● **Task description**
Each record below needs to be written out exactly as it appears.

^^^^

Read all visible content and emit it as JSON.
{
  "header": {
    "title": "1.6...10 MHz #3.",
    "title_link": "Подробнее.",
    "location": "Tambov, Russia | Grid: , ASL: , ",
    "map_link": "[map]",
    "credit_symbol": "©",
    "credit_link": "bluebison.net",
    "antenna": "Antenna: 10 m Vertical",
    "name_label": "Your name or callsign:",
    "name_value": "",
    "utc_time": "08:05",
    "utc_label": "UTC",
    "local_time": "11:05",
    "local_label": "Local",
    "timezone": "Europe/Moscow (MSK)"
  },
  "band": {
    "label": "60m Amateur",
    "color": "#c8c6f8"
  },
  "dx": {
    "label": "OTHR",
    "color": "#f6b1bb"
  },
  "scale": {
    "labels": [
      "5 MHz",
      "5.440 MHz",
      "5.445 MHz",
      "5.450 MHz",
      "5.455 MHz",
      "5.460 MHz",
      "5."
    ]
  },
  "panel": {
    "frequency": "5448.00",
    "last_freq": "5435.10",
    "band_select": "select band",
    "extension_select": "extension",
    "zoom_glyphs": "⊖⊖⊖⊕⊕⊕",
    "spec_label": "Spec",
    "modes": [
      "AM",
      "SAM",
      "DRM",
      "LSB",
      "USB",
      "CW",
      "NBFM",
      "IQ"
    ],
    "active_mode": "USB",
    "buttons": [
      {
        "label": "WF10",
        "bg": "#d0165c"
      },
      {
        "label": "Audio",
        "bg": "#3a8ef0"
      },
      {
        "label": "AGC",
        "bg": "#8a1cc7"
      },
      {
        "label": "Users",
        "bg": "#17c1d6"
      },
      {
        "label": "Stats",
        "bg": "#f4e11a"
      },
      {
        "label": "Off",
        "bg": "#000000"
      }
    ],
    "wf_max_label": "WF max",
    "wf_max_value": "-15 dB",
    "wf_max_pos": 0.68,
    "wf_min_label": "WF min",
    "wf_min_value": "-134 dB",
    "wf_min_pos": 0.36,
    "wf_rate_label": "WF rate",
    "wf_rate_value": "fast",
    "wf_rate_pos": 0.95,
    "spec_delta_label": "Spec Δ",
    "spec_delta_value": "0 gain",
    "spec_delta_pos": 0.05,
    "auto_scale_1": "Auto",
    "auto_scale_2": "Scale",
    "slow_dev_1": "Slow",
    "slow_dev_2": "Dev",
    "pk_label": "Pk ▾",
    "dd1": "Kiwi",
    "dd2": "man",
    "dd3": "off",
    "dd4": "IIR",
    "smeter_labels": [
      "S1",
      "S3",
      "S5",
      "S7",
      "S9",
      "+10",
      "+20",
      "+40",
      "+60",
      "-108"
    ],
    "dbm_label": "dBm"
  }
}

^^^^

● **Exercise result**
Read all visible content and emit it as JSON.
{
  "header": {
    "title": "1.6...10 MHz #3.",
    "title_link": "Подробнее.",
    "location": "Tambov, Russia | Grid: , ASL: , ",
    "map_link": "[map]",
    "credit_symbol": "©",
    "credit_link": "bluebison.net",
    "antenna": "Antenna: 10 m Vertical",
    "name_label": "Your name or callsign:",
    "name_value": "",
    "utc_time": "08:05",
    "utc_label": "UTC",
    "local_time": "11:05",
    "local_label": "Local",
    "timezone": "Europe/Moscow (MSK)"
  },
  "band": {
    "label": "60m Amateur",
    "color": "#c8c6f8"
  },
  "dx": {
    "label": "OTHR",
    "color": "#f6b1bb"
  },
  "scale": {
    "labels": [
      "5 MHz",
      "5.440 MHz",
      "5.445 MHz",
      "5.450 MHz",
      "5.455 MHz",
      "5.460 MHz",
      "5."
    ]
  },
  "panel": {
    "frequency": "5448.00",
    "last_freq": "5435.10",
    "band_select": "select band",
    "extension_select": "extension",
    "zoom_glyphs": "⊖⊖⊖⊕⊕⊕",
    "spec_label": "Spec",
    "modes": [
      "AM",
      "SAM",
      "DRM",
      "LSB",
      "USB",
      "CW",
      "NBFM",
      "IQ"
    ],
    "active_mode": "USB",
    "buttons": [
      {
        "label": "WF10",
        "bg": "#d0165c"
      },
      {
        "label": "Audio",
        "bg": "#3a8ef0"
      },
      {
        "label": "AGC",
        "bg": "#8a1cc7"
      },
      {
        "label": "Users",
        "bg": "#17c1d6"
      },
      {
        "label": "Stats",
        "bg": "#f4e11a"
      },
      {
        "label": "Off",
        "bg": "#000000"
      }
    ],
    "wf_max_label": "WF max",
    "wf_max_value": "-15 dB",
    "wf_max_pos": 0.68,
    "wf_min_label": "WF min",
    "wf_min_value": "-134 dB",
    "wf_min_pos": 0.36,
    "wf_rate_label": "WF rate",
    "wf_rate_value": "fast",
    "wf_rate_pos": 0.95,
    "spec_delta_label": "Spec Δ",
    "spec_delta_value": "0 gain",
    "spec_delta_pos": 0.05,
    "auto_scale_1": "Auto",
    "auto_scale_2": "Scale",
    "slow_dev_1": "Slow",
    "slow_dev_2": "Dev",
    "pk_label": "Pk ▾",
    "dd1": "Kiwi",
    "dd2": "man",
    "dd3": "off",
    "dd4": "IIR",
    "smeter_labels": [
      "S1",
      "S3",
      "S5",
      "S7",
      "S9",
      "+10",
      "+20",
      "+40",
      "+60",
      "-108"
    ],
    "dbm_label": "dBm"
  }
}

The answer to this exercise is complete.